### [Data]
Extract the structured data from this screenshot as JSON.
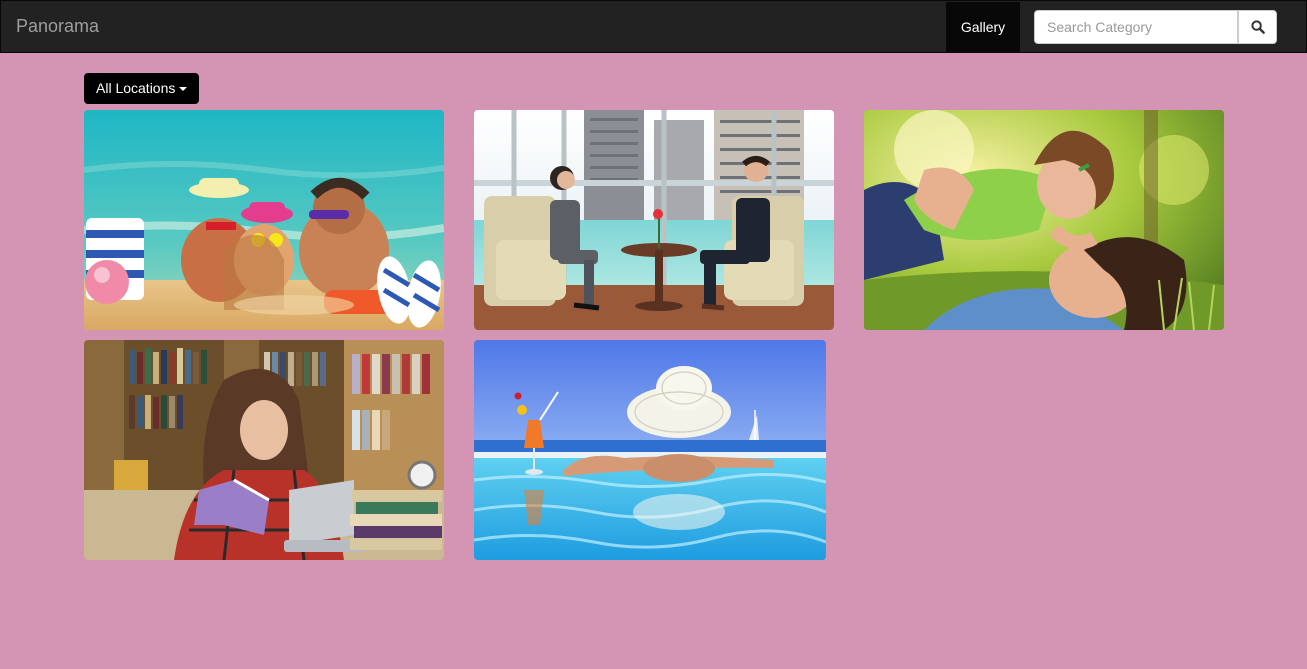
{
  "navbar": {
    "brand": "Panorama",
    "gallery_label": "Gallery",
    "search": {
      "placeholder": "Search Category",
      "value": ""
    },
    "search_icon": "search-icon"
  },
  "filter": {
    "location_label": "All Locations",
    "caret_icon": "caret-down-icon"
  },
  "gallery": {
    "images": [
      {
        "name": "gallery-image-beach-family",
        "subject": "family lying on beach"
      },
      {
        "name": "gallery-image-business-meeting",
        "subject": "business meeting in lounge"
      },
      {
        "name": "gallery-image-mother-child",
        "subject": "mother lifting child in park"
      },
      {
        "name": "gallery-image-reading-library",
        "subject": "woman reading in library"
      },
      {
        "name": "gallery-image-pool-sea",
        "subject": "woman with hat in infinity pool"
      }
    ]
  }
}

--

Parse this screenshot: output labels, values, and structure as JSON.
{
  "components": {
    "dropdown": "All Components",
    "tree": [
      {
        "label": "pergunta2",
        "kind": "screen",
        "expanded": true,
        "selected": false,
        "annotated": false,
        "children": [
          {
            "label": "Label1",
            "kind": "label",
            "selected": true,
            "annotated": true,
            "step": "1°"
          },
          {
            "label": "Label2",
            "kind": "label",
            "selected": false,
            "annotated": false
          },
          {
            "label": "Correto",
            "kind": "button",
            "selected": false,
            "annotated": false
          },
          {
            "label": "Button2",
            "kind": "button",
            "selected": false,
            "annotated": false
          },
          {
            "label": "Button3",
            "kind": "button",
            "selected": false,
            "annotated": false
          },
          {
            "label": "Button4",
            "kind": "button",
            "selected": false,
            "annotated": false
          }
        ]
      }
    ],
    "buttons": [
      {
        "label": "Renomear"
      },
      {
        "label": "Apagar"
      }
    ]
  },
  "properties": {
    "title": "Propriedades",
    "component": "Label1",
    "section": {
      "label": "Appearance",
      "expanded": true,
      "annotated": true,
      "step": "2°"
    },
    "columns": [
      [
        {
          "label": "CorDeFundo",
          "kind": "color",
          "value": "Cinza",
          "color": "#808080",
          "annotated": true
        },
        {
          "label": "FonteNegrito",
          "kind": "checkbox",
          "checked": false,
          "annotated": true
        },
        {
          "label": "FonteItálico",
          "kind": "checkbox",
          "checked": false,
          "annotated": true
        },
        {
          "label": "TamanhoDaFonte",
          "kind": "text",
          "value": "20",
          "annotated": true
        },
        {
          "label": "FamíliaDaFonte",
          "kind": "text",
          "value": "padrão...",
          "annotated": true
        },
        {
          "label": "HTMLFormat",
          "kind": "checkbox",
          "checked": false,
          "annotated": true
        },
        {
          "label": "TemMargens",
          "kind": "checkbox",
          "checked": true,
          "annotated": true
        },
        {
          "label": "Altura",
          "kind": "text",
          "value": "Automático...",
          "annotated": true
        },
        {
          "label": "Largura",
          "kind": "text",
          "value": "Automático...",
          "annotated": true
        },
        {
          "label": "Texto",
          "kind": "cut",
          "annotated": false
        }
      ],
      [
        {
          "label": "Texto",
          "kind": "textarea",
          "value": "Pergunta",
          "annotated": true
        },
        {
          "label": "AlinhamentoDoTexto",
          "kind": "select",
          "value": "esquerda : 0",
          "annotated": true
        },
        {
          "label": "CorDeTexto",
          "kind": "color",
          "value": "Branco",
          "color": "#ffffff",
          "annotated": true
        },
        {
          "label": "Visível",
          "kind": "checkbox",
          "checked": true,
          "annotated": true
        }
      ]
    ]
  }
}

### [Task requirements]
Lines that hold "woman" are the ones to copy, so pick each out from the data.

### [Answer to the exercise]
        "subject": "woman reading in library"
        "subject": "woman with hat in infinity pool"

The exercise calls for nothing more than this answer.